Gil is an artist -- explicitly a Native American artist -- who has made a career of painting Irene; and Irene is a "brilliant" scholar who put her research into George Catlin, 19th-century painter of Native Americans, on hold for her family and is only now trying to return to her work.
Going back and forth between the Blue Notebook (the genuine one) and the Red Diary (now used to manipulate and mislead Gil) and the points of view of Irene, Gil and the children, Erdrich offers a portrait that's convincing to the point of squeamishness of a family sprung from two people with outsize personalities who need and despise each other in equal measures.
The book's guiding metaphor is shadow tag, a Native game in which the object is to step on an opponent's shadow. "He had stepped on her shadow," Irene thinks of Gil, considering the role of her image in his art. And shadows come into Erdrich's discussion of Catlin's art, which Irene shares with her daughter, and in the rare, innocent moments of the family's play -- which shed their innocence when Gil, through his position, manages to be the only one without a shadow.
What's unfair, I suppose, is the shadow that Erdrich's own work throws over this novel.

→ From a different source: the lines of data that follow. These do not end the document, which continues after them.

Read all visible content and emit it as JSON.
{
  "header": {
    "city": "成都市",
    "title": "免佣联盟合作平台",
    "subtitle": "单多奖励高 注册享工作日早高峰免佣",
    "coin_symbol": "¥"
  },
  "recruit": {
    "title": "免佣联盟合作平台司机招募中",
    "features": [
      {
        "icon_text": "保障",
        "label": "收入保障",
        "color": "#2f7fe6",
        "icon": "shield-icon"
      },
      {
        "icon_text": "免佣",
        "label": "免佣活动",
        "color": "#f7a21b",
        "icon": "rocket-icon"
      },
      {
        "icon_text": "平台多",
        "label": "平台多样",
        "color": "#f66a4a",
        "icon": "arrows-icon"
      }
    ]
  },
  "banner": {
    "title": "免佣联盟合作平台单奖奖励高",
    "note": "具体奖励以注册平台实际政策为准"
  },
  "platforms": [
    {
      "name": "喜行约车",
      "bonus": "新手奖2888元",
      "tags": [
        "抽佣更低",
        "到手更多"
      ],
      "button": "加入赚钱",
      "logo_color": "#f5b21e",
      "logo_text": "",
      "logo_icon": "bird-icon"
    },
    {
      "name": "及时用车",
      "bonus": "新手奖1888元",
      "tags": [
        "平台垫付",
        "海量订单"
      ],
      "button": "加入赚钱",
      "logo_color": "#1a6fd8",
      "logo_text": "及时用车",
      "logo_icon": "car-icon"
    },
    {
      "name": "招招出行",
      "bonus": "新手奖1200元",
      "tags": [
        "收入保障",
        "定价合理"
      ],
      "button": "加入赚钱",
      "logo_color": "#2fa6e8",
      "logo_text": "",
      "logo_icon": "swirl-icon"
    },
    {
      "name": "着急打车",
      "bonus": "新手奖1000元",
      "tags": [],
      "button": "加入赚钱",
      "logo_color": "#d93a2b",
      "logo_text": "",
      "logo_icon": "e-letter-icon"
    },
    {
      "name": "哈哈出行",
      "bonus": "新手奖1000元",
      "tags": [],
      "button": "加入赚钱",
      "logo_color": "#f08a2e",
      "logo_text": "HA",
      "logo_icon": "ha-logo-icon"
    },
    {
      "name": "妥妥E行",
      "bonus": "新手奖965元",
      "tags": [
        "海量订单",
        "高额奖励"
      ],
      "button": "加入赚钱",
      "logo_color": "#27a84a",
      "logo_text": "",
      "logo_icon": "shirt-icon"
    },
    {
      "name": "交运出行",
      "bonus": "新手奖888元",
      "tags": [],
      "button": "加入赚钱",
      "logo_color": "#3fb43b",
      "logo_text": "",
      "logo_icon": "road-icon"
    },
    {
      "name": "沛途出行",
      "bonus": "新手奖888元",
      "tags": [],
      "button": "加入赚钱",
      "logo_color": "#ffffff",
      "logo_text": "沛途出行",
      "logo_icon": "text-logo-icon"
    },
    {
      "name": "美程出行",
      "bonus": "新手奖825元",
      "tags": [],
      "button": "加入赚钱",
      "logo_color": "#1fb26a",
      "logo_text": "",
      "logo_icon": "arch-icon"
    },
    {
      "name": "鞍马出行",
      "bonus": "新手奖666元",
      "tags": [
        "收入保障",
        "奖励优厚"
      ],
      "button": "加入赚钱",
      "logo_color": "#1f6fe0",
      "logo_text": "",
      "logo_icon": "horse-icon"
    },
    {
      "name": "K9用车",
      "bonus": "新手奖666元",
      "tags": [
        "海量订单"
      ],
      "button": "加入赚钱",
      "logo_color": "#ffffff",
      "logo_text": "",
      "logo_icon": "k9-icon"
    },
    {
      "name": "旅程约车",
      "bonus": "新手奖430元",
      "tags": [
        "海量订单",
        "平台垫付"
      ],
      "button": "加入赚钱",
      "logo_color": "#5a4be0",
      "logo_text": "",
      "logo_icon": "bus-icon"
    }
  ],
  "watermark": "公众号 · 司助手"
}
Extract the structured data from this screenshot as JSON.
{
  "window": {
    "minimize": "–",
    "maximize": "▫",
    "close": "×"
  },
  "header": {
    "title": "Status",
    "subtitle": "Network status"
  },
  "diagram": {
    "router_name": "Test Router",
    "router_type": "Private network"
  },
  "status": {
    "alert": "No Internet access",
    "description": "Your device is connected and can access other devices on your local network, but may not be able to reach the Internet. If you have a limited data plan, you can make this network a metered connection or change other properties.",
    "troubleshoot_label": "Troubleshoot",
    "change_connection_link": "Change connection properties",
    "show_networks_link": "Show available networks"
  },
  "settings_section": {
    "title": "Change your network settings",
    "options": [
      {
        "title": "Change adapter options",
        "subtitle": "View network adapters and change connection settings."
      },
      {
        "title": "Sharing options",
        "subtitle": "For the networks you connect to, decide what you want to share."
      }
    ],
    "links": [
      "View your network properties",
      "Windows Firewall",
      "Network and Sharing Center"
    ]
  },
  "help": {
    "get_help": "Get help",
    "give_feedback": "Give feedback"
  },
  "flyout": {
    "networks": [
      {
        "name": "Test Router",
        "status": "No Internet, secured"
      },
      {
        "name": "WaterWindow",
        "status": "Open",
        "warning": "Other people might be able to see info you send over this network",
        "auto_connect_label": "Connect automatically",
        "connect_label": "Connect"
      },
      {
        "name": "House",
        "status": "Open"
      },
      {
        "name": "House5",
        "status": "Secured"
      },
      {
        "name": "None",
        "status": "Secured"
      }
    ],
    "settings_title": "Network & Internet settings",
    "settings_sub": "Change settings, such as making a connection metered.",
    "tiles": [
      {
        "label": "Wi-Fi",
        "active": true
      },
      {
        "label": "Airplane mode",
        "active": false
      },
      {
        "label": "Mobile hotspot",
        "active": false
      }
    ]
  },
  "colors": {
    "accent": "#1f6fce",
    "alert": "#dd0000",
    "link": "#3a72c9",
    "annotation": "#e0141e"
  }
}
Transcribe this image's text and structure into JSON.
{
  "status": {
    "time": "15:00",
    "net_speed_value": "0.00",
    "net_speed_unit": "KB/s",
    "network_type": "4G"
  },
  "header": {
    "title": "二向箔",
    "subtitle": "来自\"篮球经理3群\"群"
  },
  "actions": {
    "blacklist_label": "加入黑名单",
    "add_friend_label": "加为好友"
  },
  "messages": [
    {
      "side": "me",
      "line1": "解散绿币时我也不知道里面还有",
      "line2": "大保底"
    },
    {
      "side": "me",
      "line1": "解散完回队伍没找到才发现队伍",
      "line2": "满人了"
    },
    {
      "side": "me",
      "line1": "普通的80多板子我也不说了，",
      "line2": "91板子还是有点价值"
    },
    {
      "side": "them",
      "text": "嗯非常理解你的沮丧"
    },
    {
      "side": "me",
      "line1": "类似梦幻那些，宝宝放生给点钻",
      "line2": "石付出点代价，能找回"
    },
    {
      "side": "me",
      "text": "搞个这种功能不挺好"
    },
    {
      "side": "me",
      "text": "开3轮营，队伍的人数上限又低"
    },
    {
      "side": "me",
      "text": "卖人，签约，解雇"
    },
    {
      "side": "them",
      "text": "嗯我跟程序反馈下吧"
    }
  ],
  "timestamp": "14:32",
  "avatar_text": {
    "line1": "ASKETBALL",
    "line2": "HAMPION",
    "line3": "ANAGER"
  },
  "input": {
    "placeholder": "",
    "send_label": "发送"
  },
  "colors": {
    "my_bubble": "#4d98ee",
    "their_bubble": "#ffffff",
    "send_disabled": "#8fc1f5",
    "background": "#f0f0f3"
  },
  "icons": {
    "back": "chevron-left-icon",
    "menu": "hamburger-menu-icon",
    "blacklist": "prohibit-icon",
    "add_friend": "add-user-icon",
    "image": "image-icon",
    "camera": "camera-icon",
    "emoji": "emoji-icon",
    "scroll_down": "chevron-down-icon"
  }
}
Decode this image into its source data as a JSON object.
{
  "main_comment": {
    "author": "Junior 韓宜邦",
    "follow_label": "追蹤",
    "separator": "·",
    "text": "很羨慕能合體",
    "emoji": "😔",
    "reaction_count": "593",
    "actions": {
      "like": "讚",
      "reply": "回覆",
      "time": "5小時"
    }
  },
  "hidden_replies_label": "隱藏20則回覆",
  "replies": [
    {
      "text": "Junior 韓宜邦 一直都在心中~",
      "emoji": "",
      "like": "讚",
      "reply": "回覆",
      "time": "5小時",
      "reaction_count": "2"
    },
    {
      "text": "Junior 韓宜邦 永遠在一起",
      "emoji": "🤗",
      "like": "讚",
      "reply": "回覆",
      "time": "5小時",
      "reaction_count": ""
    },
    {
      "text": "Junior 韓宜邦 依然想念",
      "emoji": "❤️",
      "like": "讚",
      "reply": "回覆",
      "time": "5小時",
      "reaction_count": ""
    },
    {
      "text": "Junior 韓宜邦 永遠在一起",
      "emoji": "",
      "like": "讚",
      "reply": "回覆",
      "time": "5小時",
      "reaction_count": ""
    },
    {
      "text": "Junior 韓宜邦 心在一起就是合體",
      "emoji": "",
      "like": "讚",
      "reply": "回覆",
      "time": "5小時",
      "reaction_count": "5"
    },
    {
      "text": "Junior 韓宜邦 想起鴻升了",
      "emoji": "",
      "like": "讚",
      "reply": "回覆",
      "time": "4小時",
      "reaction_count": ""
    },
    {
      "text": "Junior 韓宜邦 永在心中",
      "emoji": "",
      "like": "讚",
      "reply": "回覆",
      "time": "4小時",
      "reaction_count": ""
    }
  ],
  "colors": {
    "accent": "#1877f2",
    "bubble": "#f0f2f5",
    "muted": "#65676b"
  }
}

This is no "Love Medicine" or "The Plague of Doves." And yet, even if it is a different sort of novel for this author, it is wonderfully, painfully readable and revealing in its own way, owing more to raw emotion than to deliberation.
Ellen Akins is a novelist in Cornucopia, Wis.